After reading the syllabus we went around the table to see what people are thinking about for their thesis projects.
I asked everyone to give their first thoughts about possible topics. No one is committed to these; it’s just a good time to get the ball rolling.
Nico was thinking about the regulation of an apparently victimless crime: prostitution. He also had some thoughts about a project more centered on campus life. (Philosophy and economics)
Shakira was struck by the odd pricing of luxury goods in the US and China. Why does a bag cost less in the US than it does in China, where it is made? Good question! (Politics and economics)
Jacob had clinical trials for cancer drugs on his mind. E.g., when should patients be allowed to use drugs that have not yet been approved? (Economics and politics)
Blake was thinking about health care systems. The US system is unique in the developed world and Blake was curious about whether identity politics explains why.
Jessica is curious about the relationship between ethical theories and outside intervention in African countries.
Ian is going to pursue conspiracy theories. (Politics and philosophy)
Jesal was thinking about police brutality and racial discrimination.
Tristan is bothered by the rise of fake news. Paid trolls do not make for a functioning marketplace of ideas. Can this be regulated? (Philosophy and politics)
Paul has a project like Nico’s; his concerns the criminalization of drugs.
Will has a couple of ideas. First, what are the ethical implications of overpopulation? The second is about the ethics of giving and charity. He will enjoy our day on effective altruism!
Aaron, like me, has been reading Achen and Bartels’s book on democracy. Unlike me, he is going to pursue solutions to the problems they identify. For instance, would proportional representation create a better system? Also, perhaps politicians should take a different view of their roles, given what we know about how voting works.
Etelle has already been working on the problems faced by refugees. She wants to pursue questions about what societies owe to refugees.
Matthew has three ideas. (1) Viewing political polarization through and ethical lens. (2) Applying Mill’s harm principle to education. For example, should schools teach virtuous behavior or not? (3) Looking at the growing imbalance between the executive branch and the other branches of the US government.
Adrian also had multiple ideas. (1) Social media echo chambers; I see connections with Tristan and Ian here. (2) The economic and political effects of greater automation.
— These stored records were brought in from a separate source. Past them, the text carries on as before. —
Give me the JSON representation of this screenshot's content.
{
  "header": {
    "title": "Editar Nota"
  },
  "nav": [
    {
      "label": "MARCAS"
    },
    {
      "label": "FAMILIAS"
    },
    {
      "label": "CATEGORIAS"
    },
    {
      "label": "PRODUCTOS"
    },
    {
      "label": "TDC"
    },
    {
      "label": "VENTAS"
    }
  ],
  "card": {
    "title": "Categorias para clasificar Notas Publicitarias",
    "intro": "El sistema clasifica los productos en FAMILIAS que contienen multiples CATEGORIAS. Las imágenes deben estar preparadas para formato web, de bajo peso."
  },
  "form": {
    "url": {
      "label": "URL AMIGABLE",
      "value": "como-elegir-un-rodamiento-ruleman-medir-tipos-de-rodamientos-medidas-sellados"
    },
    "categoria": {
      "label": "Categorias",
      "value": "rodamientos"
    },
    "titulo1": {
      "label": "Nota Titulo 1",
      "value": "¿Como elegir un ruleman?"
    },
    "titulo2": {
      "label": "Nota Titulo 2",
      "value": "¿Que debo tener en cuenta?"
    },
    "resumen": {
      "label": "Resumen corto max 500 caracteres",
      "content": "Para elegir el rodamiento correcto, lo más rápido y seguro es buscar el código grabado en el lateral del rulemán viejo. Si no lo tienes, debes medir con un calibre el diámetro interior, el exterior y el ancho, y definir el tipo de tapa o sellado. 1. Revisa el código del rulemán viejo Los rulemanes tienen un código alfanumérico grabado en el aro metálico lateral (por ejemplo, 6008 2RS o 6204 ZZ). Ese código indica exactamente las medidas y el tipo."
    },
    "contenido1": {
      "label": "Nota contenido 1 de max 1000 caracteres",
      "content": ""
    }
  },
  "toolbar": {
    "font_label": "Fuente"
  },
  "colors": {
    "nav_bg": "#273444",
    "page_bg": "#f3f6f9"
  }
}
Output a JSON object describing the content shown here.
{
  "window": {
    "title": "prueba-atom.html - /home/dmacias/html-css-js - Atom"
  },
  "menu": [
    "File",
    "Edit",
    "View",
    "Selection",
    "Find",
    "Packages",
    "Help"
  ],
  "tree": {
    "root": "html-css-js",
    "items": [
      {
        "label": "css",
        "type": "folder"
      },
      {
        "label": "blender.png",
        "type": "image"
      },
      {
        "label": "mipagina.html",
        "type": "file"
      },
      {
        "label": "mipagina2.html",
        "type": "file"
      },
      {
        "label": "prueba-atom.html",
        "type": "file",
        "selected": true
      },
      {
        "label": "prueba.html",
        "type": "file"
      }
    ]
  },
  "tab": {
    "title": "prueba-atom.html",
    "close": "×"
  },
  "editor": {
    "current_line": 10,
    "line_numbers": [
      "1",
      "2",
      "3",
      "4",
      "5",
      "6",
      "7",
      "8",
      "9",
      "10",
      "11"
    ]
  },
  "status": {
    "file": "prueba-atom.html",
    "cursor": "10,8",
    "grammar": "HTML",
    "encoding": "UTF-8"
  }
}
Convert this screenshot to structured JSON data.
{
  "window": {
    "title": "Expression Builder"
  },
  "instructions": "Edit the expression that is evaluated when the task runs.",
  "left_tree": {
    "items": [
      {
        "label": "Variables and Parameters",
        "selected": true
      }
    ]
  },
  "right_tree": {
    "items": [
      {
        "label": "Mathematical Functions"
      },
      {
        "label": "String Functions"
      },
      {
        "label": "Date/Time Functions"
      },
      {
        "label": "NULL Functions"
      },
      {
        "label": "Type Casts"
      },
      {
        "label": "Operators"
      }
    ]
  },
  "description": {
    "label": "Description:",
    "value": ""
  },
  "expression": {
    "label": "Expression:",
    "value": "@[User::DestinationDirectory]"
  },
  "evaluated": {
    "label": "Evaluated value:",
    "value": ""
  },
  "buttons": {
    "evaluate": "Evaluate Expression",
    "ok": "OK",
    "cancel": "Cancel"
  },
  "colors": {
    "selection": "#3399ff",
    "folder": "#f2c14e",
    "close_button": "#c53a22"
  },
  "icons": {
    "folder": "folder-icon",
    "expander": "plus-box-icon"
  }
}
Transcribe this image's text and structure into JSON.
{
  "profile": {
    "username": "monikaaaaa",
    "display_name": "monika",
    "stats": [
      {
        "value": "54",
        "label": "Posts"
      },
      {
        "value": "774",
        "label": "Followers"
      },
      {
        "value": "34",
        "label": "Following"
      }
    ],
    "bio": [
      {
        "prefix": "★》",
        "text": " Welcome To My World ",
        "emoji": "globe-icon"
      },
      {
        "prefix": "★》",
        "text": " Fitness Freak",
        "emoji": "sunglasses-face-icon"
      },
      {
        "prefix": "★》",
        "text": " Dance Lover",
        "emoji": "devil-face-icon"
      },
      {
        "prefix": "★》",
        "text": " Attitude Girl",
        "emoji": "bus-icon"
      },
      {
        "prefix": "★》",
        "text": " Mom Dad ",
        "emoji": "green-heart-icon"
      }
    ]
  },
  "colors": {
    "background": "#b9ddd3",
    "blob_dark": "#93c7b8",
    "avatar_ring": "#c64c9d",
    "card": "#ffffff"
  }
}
Nathaniel is worried about real estate and so is considering reviving Henry George’s ideas about land taxes. He might be interested in zoning too.